Journal article Palaeontology doi:10.1111/pala.12174

Marek, R.D., Moon, B.C., Williams, M. & Benton, M.J. 2015 The skull and endocranium of a Lower Jurassic ichthyosaur based on digital reconstructions. Palaeontology 58: 723–742 doi:10.1111/pala.12174

In a first for ichthyosaurs we presented a 3D reconstruction and endocranium of the Early Jurassic ichthyosaur Hauffiopteryx typicus, as part of Ryan Marek’s MSci project.

The segmented CT scans of the skull of Hauffiopteryx typicus from the Early Jurassic Strawberry Bank locality. From Marek et al. (2015).

Ryan was able to segment the bones from a CT scan of this specimen from teh BRLSI Charles Moore collection, but even more exciting he reconstructed the endocast of this ichthyosaur. This is the space within the skull that housed the brain, and its shape can tell us about the relationship and sensory capabilities of animals.

The reconstructed endocast of Hauffiopteryx typicus, which has a large optic lobe and olfactory bulbs suggesting good sight and smell. From Marek et al. (2015).

Previous to this, only Ichthyosaurus had been reconstructed by McGowan (1973) using latex casting. We found similarities in the shape of the endocast, but there are some differences that could be related to preservation or growth stage. Nonetheless, we found support for excellent eyesight in ichthyosaurs, as well as some evidence for strong smell.

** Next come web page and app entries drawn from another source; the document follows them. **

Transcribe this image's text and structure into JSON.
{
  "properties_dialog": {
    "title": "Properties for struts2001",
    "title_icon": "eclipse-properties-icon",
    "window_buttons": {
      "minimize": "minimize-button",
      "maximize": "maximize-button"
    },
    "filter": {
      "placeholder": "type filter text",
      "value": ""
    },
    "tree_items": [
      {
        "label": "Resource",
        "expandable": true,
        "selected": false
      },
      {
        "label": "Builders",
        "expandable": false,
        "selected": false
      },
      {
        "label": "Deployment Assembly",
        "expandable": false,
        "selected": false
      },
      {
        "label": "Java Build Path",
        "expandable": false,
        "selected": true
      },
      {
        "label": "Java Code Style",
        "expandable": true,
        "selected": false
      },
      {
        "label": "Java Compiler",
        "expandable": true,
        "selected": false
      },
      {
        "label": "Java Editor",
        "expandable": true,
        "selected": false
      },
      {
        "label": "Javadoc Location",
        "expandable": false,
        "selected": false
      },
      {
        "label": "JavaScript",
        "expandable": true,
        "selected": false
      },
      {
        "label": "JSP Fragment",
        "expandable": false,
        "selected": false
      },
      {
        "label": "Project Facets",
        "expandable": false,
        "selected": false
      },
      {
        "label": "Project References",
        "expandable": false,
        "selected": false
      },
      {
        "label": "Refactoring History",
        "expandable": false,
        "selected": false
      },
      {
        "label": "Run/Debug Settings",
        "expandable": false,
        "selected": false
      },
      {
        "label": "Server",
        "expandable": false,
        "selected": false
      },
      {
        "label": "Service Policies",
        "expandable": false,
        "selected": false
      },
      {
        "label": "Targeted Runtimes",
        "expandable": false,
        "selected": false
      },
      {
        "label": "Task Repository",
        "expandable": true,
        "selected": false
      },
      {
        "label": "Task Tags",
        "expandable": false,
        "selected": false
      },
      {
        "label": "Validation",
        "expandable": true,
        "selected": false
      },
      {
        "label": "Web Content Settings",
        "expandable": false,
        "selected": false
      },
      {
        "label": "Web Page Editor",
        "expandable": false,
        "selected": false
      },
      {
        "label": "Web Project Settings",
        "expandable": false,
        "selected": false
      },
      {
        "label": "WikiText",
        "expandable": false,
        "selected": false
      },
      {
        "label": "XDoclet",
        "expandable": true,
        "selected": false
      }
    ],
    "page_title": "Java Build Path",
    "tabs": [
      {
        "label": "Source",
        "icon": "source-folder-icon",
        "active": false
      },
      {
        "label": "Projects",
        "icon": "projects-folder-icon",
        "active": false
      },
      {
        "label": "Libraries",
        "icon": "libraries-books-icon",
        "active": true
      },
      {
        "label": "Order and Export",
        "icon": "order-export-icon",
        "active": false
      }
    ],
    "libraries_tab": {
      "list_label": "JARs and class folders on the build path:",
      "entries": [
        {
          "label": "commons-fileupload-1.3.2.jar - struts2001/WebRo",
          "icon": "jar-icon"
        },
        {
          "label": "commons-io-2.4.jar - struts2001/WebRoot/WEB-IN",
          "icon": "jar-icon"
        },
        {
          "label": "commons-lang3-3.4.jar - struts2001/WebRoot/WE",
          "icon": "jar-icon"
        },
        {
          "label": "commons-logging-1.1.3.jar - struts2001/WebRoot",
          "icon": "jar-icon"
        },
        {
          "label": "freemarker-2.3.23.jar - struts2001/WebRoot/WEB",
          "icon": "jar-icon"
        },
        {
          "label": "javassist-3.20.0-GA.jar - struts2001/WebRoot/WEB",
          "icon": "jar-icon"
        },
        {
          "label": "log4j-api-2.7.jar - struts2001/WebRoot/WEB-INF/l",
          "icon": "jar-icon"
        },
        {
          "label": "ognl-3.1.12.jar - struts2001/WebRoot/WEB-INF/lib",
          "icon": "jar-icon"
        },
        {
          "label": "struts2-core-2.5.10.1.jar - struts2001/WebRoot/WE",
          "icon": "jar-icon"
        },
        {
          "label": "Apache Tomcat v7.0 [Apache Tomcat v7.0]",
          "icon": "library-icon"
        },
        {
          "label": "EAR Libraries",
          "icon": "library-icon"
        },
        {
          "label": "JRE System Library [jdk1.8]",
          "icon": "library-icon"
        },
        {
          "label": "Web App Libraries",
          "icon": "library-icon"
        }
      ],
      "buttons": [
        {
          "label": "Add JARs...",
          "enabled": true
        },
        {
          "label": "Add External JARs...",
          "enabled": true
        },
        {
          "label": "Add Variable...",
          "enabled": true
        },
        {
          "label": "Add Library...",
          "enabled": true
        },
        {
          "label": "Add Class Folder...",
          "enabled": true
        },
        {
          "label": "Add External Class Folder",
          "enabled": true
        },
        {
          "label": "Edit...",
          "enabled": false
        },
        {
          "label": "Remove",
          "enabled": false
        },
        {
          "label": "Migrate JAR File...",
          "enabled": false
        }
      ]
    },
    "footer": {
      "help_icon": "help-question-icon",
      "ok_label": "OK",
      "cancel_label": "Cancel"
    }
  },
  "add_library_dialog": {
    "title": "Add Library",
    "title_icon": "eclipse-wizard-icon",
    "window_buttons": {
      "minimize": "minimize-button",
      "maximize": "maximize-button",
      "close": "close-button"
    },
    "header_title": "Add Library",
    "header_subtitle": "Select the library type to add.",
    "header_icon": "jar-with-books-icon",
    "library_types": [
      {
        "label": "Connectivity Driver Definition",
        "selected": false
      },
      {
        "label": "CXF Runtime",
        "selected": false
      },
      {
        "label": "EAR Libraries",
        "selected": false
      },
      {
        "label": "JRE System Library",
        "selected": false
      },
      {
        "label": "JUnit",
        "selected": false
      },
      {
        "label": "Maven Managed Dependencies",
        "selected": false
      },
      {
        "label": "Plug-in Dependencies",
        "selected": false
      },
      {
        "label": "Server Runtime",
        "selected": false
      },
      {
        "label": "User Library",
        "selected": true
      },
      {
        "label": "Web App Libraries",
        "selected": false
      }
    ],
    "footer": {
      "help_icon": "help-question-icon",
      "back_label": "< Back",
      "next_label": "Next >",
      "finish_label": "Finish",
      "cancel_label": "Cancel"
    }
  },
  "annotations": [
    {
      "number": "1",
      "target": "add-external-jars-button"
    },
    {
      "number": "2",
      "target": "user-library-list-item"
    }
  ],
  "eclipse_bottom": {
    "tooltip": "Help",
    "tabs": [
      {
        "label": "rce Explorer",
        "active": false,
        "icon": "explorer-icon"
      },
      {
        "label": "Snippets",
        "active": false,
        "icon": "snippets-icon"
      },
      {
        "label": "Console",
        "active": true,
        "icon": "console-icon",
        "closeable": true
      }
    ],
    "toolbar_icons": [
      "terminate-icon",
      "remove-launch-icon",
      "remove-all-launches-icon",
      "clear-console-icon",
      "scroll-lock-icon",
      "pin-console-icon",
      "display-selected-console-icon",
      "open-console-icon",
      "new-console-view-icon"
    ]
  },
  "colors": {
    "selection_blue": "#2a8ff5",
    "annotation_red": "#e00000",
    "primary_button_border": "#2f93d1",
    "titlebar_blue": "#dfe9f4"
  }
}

McGowan, C. 1973. The cranial morphology of the Lower Liassic latipinnate ichthyosaurs of England. Bulletin of the British Museum (Natural History), Geology 24 (1): 1–109.